have can’t supersede what the
/ Bite-Size Pieces /
horse’s needs are.” Drumm
recommends saving new
concepts or more difficult
work for open-ended days.
Often, riders will skip getting
on if they feel too much of
a time crunch, but Drumm
advises that you do what you
can with the time that you have.
“Amateurs often don’t spend
enough time with their horses
because it’s so precious,” she says.
“With a job and a family, trying
to fit enough time in with your
horse is difficult. Do as much as
you can as often as you can. Even
if you only have a short window,
it’s always worth going to the
barn. The more consistent you
can be with your horse, the better
your results will be.”
/ All’s Well That Ends Well /
Be sure to end on a positive note.
“It’s important to finish with
something the two of you find
easy and fun before cooling out,”
“The horse should end the
session more relaxed and happy
than when he started. The end is
as important as the beginning.”

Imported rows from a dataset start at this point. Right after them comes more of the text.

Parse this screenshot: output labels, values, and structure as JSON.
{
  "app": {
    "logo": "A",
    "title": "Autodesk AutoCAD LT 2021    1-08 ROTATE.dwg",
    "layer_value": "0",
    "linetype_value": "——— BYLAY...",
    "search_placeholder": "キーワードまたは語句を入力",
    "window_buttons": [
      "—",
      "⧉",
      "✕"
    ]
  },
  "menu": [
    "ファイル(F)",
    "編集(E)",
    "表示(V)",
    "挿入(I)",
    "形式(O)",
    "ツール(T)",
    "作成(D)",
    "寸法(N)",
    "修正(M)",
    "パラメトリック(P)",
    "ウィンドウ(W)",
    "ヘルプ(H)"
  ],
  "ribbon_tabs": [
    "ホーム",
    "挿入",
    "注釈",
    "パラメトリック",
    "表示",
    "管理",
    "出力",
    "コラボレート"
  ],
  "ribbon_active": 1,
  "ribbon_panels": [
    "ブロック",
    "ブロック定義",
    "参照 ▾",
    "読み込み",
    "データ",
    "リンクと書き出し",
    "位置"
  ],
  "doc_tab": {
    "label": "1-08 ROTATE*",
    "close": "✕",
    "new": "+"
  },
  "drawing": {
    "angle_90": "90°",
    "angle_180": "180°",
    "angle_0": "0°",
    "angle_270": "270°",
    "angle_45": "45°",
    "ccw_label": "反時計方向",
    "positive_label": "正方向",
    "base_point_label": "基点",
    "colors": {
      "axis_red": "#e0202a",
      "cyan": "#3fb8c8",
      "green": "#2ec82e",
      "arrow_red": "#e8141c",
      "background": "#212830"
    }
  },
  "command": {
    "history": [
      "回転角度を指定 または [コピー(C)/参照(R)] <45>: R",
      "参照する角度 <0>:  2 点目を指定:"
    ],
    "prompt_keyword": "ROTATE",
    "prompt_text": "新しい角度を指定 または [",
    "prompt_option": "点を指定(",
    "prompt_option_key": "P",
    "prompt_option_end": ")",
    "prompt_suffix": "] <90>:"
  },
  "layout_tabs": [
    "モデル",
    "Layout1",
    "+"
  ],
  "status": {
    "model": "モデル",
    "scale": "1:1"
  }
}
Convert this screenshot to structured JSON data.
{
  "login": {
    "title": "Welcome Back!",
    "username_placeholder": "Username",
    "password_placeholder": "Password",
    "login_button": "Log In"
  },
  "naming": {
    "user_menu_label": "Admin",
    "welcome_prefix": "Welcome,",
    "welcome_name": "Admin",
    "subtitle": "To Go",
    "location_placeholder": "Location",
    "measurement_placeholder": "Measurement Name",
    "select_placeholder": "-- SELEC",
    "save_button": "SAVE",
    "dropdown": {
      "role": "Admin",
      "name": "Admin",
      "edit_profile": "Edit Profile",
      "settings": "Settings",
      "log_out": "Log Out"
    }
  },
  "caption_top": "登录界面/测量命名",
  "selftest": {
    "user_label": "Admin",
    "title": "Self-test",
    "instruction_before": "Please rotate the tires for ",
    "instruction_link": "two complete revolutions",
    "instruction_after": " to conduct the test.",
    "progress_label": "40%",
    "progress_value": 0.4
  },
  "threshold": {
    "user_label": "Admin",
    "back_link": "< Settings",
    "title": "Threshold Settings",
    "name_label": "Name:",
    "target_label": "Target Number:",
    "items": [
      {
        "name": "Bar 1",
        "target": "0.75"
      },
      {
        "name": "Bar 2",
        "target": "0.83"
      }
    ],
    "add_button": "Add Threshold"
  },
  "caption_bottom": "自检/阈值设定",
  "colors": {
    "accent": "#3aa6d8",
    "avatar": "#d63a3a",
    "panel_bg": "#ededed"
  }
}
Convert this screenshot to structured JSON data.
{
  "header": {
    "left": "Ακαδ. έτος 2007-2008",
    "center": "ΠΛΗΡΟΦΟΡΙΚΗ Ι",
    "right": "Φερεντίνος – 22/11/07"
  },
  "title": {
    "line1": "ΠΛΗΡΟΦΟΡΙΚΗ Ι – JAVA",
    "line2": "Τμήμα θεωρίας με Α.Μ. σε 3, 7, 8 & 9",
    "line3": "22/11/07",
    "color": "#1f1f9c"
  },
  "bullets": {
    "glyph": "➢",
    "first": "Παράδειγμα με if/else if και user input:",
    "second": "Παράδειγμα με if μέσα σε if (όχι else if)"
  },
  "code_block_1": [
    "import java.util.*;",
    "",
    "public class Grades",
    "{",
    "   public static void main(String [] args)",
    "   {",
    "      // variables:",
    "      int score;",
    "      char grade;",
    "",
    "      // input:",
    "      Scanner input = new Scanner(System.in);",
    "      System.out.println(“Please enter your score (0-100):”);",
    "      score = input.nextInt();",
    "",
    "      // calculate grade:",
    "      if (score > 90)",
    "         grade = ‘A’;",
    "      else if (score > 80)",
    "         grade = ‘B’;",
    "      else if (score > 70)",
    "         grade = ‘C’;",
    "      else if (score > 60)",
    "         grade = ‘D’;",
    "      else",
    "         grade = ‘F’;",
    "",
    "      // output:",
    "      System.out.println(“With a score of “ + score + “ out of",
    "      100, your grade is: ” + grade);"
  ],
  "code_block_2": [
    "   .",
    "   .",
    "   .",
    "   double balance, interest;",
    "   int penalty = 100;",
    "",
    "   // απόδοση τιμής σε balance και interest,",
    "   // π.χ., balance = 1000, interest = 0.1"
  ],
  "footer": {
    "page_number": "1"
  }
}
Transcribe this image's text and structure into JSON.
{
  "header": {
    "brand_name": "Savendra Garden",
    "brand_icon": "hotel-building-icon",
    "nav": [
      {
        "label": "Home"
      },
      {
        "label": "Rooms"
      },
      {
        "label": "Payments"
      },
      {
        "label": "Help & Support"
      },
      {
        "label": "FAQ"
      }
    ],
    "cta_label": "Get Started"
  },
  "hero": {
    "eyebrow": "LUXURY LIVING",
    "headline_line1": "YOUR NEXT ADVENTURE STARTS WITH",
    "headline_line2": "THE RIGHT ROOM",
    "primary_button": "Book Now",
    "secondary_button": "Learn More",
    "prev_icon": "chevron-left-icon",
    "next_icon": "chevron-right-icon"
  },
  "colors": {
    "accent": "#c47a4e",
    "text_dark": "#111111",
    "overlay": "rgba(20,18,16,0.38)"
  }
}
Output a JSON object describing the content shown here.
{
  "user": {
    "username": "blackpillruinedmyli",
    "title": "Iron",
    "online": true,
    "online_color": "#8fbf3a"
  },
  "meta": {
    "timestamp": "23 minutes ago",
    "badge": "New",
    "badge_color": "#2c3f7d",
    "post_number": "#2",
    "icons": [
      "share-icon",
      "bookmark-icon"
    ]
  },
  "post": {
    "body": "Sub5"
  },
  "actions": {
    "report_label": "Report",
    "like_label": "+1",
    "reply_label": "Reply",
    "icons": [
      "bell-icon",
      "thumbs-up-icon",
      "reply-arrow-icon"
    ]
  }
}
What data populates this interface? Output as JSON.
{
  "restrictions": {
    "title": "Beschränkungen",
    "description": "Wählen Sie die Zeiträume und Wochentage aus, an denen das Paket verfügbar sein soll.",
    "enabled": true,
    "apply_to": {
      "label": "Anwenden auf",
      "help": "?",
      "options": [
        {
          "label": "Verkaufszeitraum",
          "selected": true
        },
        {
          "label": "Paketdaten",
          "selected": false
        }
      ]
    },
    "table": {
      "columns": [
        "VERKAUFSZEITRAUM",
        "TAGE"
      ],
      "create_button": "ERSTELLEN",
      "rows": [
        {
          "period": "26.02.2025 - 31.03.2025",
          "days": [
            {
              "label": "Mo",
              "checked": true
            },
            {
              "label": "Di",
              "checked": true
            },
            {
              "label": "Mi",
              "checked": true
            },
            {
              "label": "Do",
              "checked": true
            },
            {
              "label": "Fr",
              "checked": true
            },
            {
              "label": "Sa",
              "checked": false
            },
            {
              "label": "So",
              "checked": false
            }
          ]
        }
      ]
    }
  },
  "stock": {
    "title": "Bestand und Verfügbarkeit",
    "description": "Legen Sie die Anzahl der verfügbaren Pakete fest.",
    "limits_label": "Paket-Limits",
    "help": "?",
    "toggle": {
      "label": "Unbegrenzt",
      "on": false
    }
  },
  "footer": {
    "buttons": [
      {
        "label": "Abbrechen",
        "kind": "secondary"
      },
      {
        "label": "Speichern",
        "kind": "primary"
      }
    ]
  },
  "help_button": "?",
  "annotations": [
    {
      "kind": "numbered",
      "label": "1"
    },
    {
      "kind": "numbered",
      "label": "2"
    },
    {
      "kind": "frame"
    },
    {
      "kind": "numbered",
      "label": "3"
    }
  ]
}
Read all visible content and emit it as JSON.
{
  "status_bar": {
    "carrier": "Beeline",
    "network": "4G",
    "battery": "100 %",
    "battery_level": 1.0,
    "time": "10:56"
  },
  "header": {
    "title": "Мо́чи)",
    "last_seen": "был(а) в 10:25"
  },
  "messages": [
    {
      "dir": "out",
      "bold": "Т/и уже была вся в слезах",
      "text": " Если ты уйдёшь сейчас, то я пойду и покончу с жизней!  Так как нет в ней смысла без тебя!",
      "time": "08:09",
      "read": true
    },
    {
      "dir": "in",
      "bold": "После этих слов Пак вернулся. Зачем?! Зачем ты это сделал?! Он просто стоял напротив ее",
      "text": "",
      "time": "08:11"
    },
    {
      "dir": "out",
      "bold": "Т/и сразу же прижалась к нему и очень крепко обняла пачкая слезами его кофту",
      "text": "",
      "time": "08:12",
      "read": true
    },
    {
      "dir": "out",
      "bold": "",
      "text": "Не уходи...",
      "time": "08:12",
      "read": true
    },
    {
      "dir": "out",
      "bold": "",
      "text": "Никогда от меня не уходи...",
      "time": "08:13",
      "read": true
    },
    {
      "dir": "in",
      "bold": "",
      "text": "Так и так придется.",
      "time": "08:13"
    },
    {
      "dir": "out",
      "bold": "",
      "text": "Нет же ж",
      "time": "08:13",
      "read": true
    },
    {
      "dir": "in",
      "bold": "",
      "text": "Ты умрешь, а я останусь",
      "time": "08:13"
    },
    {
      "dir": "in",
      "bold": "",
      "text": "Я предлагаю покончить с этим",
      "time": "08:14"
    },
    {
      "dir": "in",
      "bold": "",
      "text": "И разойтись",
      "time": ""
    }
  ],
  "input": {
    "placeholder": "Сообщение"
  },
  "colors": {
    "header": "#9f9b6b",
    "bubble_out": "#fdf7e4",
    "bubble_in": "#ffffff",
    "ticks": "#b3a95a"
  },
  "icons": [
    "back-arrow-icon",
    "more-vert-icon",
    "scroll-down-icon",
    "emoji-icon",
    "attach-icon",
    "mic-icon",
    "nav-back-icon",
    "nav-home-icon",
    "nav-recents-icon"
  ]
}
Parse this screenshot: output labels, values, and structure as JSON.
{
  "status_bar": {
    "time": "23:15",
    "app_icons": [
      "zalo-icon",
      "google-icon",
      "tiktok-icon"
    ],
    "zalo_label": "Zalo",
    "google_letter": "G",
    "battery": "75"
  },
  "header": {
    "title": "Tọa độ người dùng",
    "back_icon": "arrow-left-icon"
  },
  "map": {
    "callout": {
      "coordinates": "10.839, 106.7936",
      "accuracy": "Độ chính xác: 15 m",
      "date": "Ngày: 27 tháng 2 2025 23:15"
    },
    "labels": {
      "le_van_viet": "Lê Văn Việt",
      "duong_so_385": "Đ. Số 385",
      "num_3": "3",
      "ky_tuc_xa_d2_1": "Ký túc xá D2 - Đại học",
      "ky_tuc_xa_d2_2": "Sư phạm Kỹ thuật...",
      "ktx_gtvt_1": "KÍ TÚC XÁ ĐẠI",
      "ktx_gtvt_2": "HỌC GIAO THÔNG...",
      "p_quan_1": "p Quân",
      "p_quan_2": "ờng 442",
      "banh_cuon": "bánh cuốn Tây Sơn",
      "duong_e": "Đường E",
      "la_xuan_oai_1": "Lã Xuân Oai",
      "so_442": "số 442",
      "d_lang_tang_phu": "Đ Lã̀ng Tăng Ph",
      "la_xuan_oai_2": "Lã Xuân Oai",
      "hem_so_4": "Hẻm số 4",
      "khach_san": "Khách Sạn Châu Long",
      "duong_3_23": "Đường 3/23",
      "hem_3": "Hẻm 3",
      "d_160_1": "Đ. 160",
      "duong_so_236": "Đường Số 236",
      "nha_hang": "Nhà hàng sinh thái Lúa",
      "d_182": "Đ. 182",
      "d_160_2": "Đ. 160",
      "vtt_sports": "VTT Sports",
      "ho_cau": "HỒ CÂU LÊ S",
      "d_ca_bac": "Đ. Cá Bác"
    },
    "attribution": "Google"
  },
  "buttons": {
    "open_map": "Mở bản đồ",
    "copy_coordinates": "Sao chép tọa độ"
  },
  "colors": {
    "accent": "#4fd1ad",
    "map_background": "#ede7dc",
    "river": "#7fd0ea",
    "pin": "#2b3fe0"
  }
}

/ Take it on the Road /
When you’re at a show, find a space where you can safely school your horse, says
Drumm. At some venues, there may be multiple areas available for riding, while at
others you may need to join the hubbub in a busy arena.
Many horses benefit from watching the warmup from outside first before
joining the commotion. Be sure to plan for more time than you think you need.
“One of the mistakes people make at horse shows is to not give themselves
enough time,” says Drumm. Remember that your horse may be excited, so
what seems like extra time may actually be just what’s needed to acclimate
Get out there, keep it simple, and have fun!
NATALIE DeFEE MENDIK is an award-winning journalist specializing in equine media. Her personal
horse passions include dressage and vaulting. Visit her online at www.mendikmedia.com.
/ Hot to Trot /
On the other hand, if your horse
comes out overly energetic, you
may first have to work off some
“Horses that are full of energy
need to move,” says Drumm. “If
he seems rideable, go ahead and
start trotting and cantering; I
feel it’s good to let them move
at the pace they’re comfortable.
Work with your horse until he’s
relaxed and able to stretch
through his topline.”
On the other hand, some horses
require a little extra work before
a productive schooling session.
“If you bring your horse in and
his head is up, he’s snorting, and
he scares you, you need to do some
ground work before you even get on,”
/ Skill Set /
Once your horse is ready to work,
you can reinforce existing skills or
introduce your horse to something
new. However, Drumm cautions
riders to be realistic.
“When you start a new exercise,
you can’t go from 1 to 10; you have
to go from 1 to 2, and so on,” she says.
When your horse gives you an inkling
of what you’re asking for, reward him
and give him a break. “Don’t over-drill. If you put too much pressure on
your horse and yourself all the time,
it can get tense for both of you.”
/ Budget Right /
“Even if you don’t have much time,
deal with the horse as if you did,”
says Drumm. She circumvents that
rushed feeling by setting an alarm
for five minutes, at which point she
“Then I forget about time and
work step-by-step as the horse is
ready, from one stage to the next,”
she says. “The amount of time you
Even if you only have
a little time, it’s always
worth going to the barn.
The more consistent you
can be with your horse,
the better your results